But when Viterna finally Googled himself, he could hardly believe the results: hundreds of references to an analytical model he developed in 1981 to predict the power generated by wind turbines during high winds. These clean and efficient machines look like enormous fans and convert wind into electricity.

Wind turbine at Plum Brook Station At the time of publication, wind energy experts had dismissed his theory. "It was quite controversial because it contradicted existing theories," Viterna said. "I was known around the world as a bit of a quack."

Viterna and NASA got involved in wind energy during the energy crisis of the 1970s. Increased consumption and an oil embargo against the United States and other western countries had contributed to record-high gas prices and lines at the pump. In response, President Richard Nixon set up a federal task force to explore renewable energy sources, such as solar panels, hydrogen and wind turbines.

Image right: NASA's first experimental wind turbine at Plum Brook Station in Sandusky, Ohio. Credit: NASA

From 1974 to 1981, NASA's Glenn Research Center in Cleveland, Ohio, led the U.S. Wind Energy Program for large horizontal-axis wind turbines -- the most popular systems used today. The center's mission was to develop the technology and transfer it to private industry.

With funding from the National Science Foundation and the Department of Energy, NASA constructed and operated its first experimental wind turbine at Plum Brook Station in Sandusky, Ohio. Throughout the program, NASA developed a total of 13 experimental wind turbines.

"It was a fun project," said Viterna, who led the aerodynamics team from 1978 to 1981. "Wind energy was a very hot topic. It was key in the minds of Americans, and we were right in the middle of leading the effort."

In 1981, a group of engineers in Denmark contacted NASA Glenn about a problem they were having with fixed-pitch wind turbines -- turbines with blades that do not change position.

"The performance didn't make sense," Viterna said. "Nobody could predict the relationship between wind speed and power. That's effectively a major design flaw."

To address the issue, Viterna and research engineer Bob Corrigan began running tests on the Plum Brook turbine. Corrigan changed the pitch of the blades to match the machine in Denmark, and Viterna used data from the tests to reverse engineer an analytical model to predict power in high winds. Viterna and Corrigan presented the model that year at an international workshop, where it received a tepid response.

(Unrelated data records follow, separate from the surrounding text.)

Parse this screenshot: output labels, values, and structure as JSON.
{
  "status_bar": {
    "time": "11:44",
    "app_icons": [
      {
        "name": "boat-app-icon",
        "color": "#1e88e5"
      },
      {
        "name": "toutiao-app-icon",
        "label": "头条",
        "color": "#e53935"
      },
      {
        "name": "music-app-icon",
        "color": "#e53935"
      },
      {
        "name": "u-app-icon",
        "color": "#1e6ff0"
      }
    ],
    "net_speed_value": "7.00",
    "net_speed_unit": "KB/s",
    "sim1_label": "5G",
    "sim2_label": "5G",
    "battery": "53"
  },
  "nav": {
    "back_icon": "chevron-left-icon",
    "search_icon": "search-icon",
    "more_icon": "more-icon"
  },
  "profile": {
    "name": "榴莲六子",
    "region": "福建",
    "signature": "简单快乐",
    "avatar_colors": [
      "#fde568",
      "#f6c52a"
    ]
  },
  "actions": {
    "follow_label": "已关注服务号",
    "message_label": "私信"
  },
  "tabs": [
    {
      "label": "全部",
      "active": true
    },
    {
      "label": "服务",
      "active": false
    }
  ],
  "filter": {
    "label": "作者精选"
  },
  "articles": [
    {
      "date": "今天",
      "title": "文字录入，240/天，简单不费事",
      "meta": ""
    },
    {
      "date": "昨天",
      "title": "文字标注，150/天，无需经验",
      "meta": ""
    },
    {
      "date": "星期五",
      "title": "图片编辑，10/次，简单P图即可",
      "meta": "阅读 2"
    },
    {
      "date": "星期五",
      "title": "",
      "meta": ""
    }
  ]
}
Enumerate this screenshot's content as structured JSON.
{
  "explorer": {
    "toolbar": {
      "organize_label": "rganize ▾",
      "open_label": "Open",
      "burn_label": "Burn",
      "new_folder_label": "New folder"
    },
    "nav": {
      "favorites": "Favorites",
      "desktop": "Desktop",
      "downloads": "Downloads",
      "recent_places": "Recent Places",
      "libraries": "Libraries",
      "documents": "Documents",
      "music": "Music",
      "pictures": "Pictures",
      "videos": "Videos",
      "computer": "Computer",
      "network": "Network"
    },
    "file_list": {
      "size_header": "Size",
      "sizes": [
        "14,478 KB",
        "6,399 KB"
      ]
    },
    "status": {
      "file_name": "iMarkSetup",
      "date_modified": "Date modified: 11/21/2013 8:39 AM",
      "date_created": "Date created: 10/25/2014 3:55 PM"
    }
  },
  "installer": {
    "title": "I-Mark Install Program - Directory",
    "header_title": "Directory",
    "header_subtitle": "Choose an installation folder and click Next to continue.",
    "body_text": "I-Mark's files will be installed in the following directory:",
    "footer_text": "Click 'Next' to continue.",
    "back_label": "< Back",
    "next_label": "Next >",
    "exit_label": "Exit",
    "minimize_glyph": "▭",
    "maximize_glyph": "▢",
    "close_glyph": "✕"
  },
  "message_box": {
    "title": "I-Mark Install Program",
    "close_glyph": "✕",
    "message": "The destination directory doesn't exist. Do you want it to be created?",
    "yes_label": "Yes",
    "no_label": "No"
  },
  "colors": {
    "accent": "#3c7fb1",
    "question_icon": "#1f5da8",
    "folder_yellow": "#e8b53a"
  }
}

Wind turbine in Oahu, Hawaii The wind energy program ended later that year, and both engineers moved along in their careers. Viterna became NASA Glenn's Lead for Center Strategy and Business Development, and Corrigan went on to manage an International Space Station support project.

Image left: This 3.2 megawatt wind turbine in Oahu, Hawaii, was once the largest in the world. It is still used commercially today. Credit: NASA

Neither of them thought much about the paper until, on a whim, Viterna searched the Internet for his name and the word "wind." Experts in the wind energy field commonly referred to the analytical model as "Viterna & Corrigan" or "the Viterna method."

"I couldn't believe it," he said. "It had become the leading method for predicting wind turbine performance, and I had no idea this was going on."

Corrigan was just as surprised. "When Larry told me, I said 'you're kidding me.' It made me feel good that something we did back then is still used today and by such a large audience," he said.

Twenty-five years after publishing their paper, the two engineers are being recognized for their work. Both of them received a Space Act Award from NASA's Inventions and Contributions Board. And in June, Viterna will accept a Blue Marble Award at NASA's Environmental and Energy Conference.

To top it all off, last August, the Department of Energy approved the code as part of its design tools for worldwide certification of wind turbines.

With recent rises in the price of oil and concern growing over pollution, Americans again are turning their attention to alternative sources of energy. Many experts believe that wind is one of the most promising options. As the wind power industry grows, the Viterna method will surely be an important tool for turbine designers everywhere.

More Information:
+ Glenn Responds to '70s Energy Crisis

Jan Wittry (SGT, Inc.)
NASA's Glenn Research Center